The rear of the outer sections fill with mud that's thrown up from the rear tyres, so blanking them off is common sense and helps to reinforce them against corner damage.

med_gallery_2_123_518823.jpg

As mentioned earlier, the holes are no good for a NATO hook, I need to make my own and reinforce them too. Fortunately the internal diameter of an old steering tube is a little bit bigger than the 14mm socket head bolts I want to use to mount the NATO hook, so this is what I'll be using as crush tubes.

One hole at a time, and care in making sure they are in the right place.

med_gallery_2_123_368811.jpg

The two smaller holes are in the way, but I'll deal with what's left of them ones the tubes are in place and ready to be welded.

med_gallery_2_123_51698.jpg

The tubes can be spot welded in position, but a complete weld is a better job I think.

med_gallery_2_123_549758.jpg

Front face has to be done in a similar way.

med_gallery_2_123_315249.jpg

make sure the weld has depth asyou need to level the weld with the face of the crossmember at the front and rear.

med_gallery_2_123_207604.jpg

Test fit of the NATO hook shows that everything is in line.

med_gallery_2_123_161125.jpg

I have some butch grabhandles that I want to fit in place of those tin standard items. I welded nuts on the inside before closing the ends of the crossmember.

med_gallery_2_123_465955.jpg

Just got to paint it now :(

Les. :)

Link to comment
Share on other sites

As others have said Les a very nice job.

Out of curiosity what sort of garage/equipment have you got at home?

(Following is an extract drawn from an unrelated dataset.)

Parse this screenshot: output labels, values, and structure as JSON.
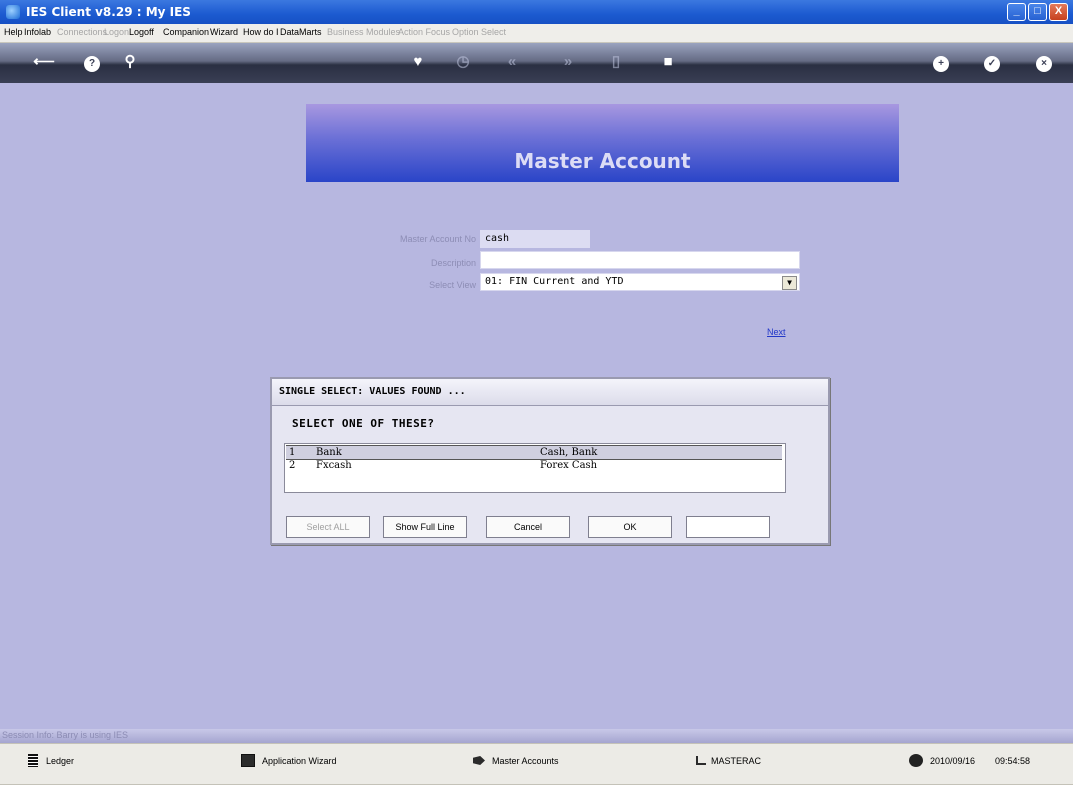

A couple of photos of that would be interesting for us mere mortals.

Regards

Leeds

PS Nope not asking fo your post code!!! Not just yet anyway!!! :P:P:P

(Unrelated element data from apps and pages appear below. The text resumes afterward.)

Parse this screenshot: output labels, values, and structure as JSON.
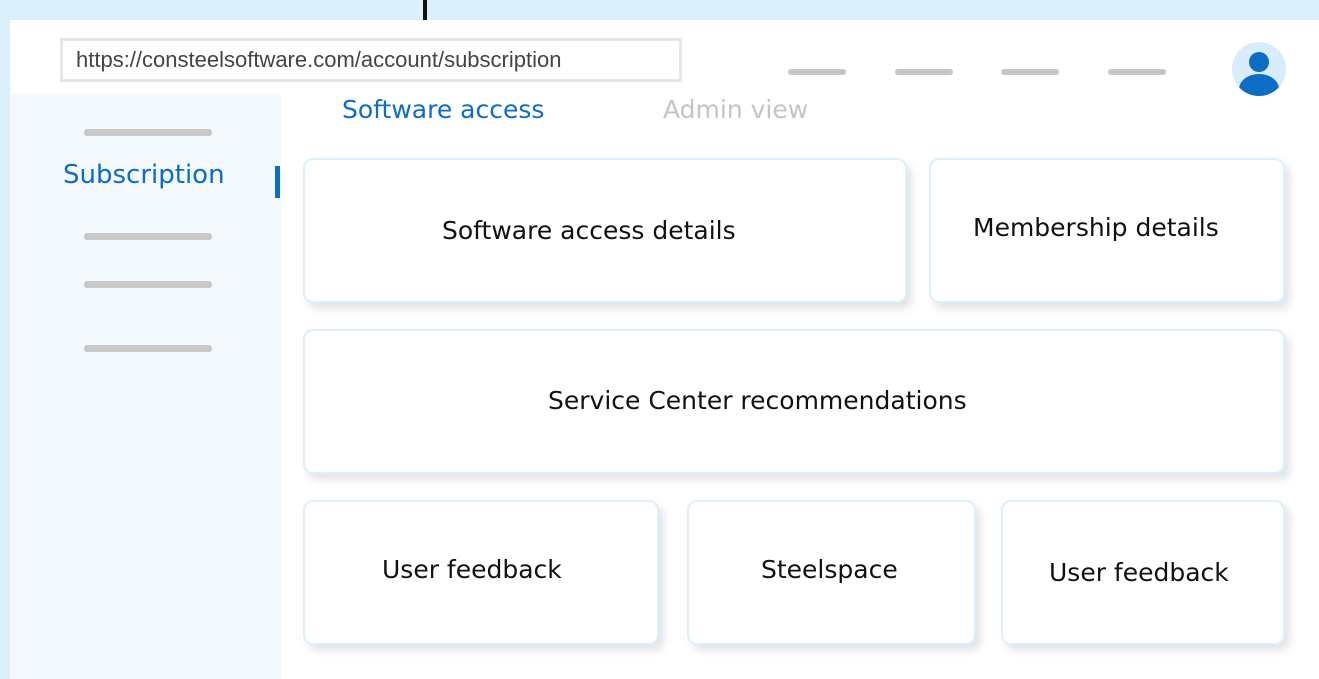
{
  "browser": {
    "url": "https://consteelsoftware.com/account/subscription"
  },
  "header": {
    "avatar_icon": "user-avatar-icon"
  },
  "sidebar": {
    "active_item": "Subscription"
  },
  "tabs": [
    {
      "label": "Software access",
      "active": true
    },
    {
      "label": "Admin view",
      "active": false
    }
  ],
  "cards": {
    "software_access_details": "Software access details",
    "membership_details": "Membership details",
    "service_center": "Service Center recommendations",
    "user_feedback_1": "User feedback",
    "steelspace": "Steelspace",
    "user_feedback_2": "User feedback"
  },
  "colors": {
    "accent": "#0d6cc4",
    "background": "#dcf0fb",
    "sidebar": "#f3f9fd"
  }
}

Link to comment
Share on other sites

Out of curiosity what sort of garage/equipment have you got at home?

Well I have what is basically a big shed. It's 19'6" long x 9' deep and 7'6" at the front and 6'6" at the rear. In the days when you could get cheap ready-mix, I put down a base 7" thick and then built the shed frame out of 3"x3" fence posts, and the walls are made from the old floorboards from a school that was demolished here in Swindon. An old iron-framed window of the type that coucil houses had at one time supplies natural light, and three 6' flouresecent tubes as well.

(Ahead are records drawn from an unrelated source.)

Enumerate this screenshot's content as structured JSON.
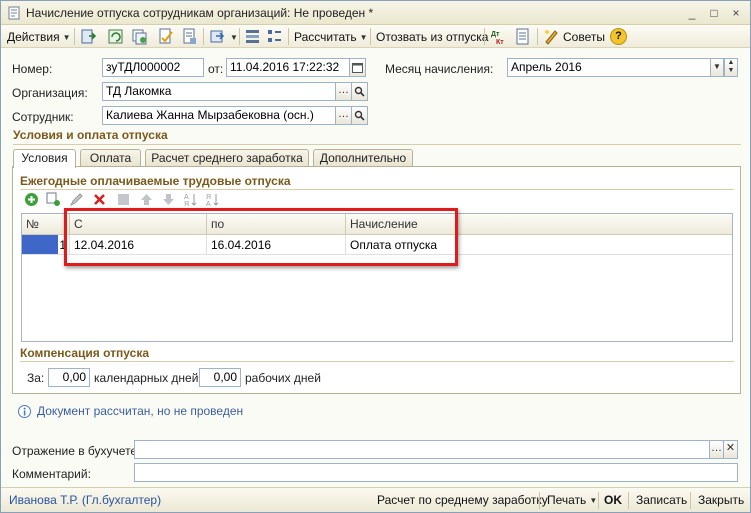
{
  "window": {
    "title": "Начисление отпуска сотрудникам организаций: Не проведен *",
    "controls": [
      "_",
      "□",
      "×"
    ]
  },
  "toolbar": {
    "actions_label": "Действия",
    "calculate_label": "Рассчитать",
    "recall_label": "Отозвать из отпуска",
    "tips_label": "Советы",
    "help_label": "?"
  },
  "header": {
    "number_label": "Номер:",
    "number_value": "зуТДЛ000002",
    "date_label": "от:",
    "date_value": "11.04.2016 17:22:32",
    "month_label": "Месяц начисления:",
    "month_value": "Апрель 2016",
    "org_label": "Организация:",
    "org_value": "ТД Лакомка",
    "employee_label": "Сотрудник:",
    "employee_value": "Калиева Жанна Мырзабековна  (осн.)"
  },
  "section": {
    "title": "Условия и оплата отпуска"
  },
  "tabs": [
    {
      "label": "Условия"
    },
    {
      "label": "Оплата"
    },
    {
      "label": "Расчет среднего заработка"
    },
    {
      "label": "Дополнительно"
    }
  ],
  "vacations": {
    "title": "Ежегодные оплачиваемые трудовые отпуска",
    "columns": [
      "№",
      "С",
      "по",
      "Начисление"
    ],
    "rows": [
      {
        "num": "1",
        "from": "12.04.2016",
        "to": "16.04.2016",
        "accrual": "Оплата отпуска"
      }
    ]
  },
  "compensation": {
    "title": "Компенсация отпуска",
    "for_label": "За:",
    "calendar_value": "0,00",
    "calendar_label": "календарных дней",
    "working_value": "0,00",
    "working_label": "рабочих дней"
  },
  "info": {
    "text": "Документ рассчитан, но не проведен"
  },
  "footer": {
    "accounting_label": "Отражение в бухучете:",
    "accounting_value": "",
    "comment_label": "Комментарий:",
    "comment_value": ""
  },
  "status": {
    "user": "Иванова Т.Р. (Гл.бухгалтер)",
    "avg_calc": "Расчет по среднему заработку",
    "print": "Печать",
    "ok": "OK",
    "save": "Записать",
    "close": "Закрыть"
  },
  "colors": {
    "highlight": "#e01b1b",
    "section_title": "#7a5a1c",
    "link": "#3a5e9e",
    "selected_row_marker": "#3f67c8"
  }
}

Work bench is 10' long and has a 6" engineers vice clamped to it and a large spreader plate to take the strain. The door is 4' wide and is seperate top and bottom. Mains electric via a RCCB in the house, seperate fused circuits in a ring for the lights and 10 sockets. That's it really, shelves all round the sides, my welding stuff and a second set of tools. No vehicle access though unfortunately, although I don't think my neighbours would like it if I did have :D

I have a crappo Clarke pillar drill, and bench grinder as well, but they are real rubbish. If I have a certain job to do I just try to figure out how to do it with what tools etc I have.

Les. :)

Link to comment
Share on other sites

Well done Les. Hope you keep that article well archived.

Must admit it was a better read then some of the 'technical' articles in the mags.

Tend tend to read," we bought/blag item x from manufacturer y was fitted in bigger dearler z well equiped workshop in a millionth of a second"

Its certainly given me food for thought.

Regards

Leeds

Link to comment
Share on other sites

Join the conversation

You can post now and register later. If you have an account, sign in now to post with your account.
Note: Your post will require moderator approval before it will be visible.

Guest
Reply to this topic...

×   Pasted as rich text.   Paste as plain text instead

  Only 75 emoji are allowed.

×   Your link has been automatically embedded.   Display as a link instead

×   Your previous content has been restored.   Clear editor

×   You cannot paste images directly. Upload or insert images from URL.

 Share

×
×
  • Create New...

Important Information

We use cookies to ensure you get the best experience. By using our website you agree to our Cookie Policy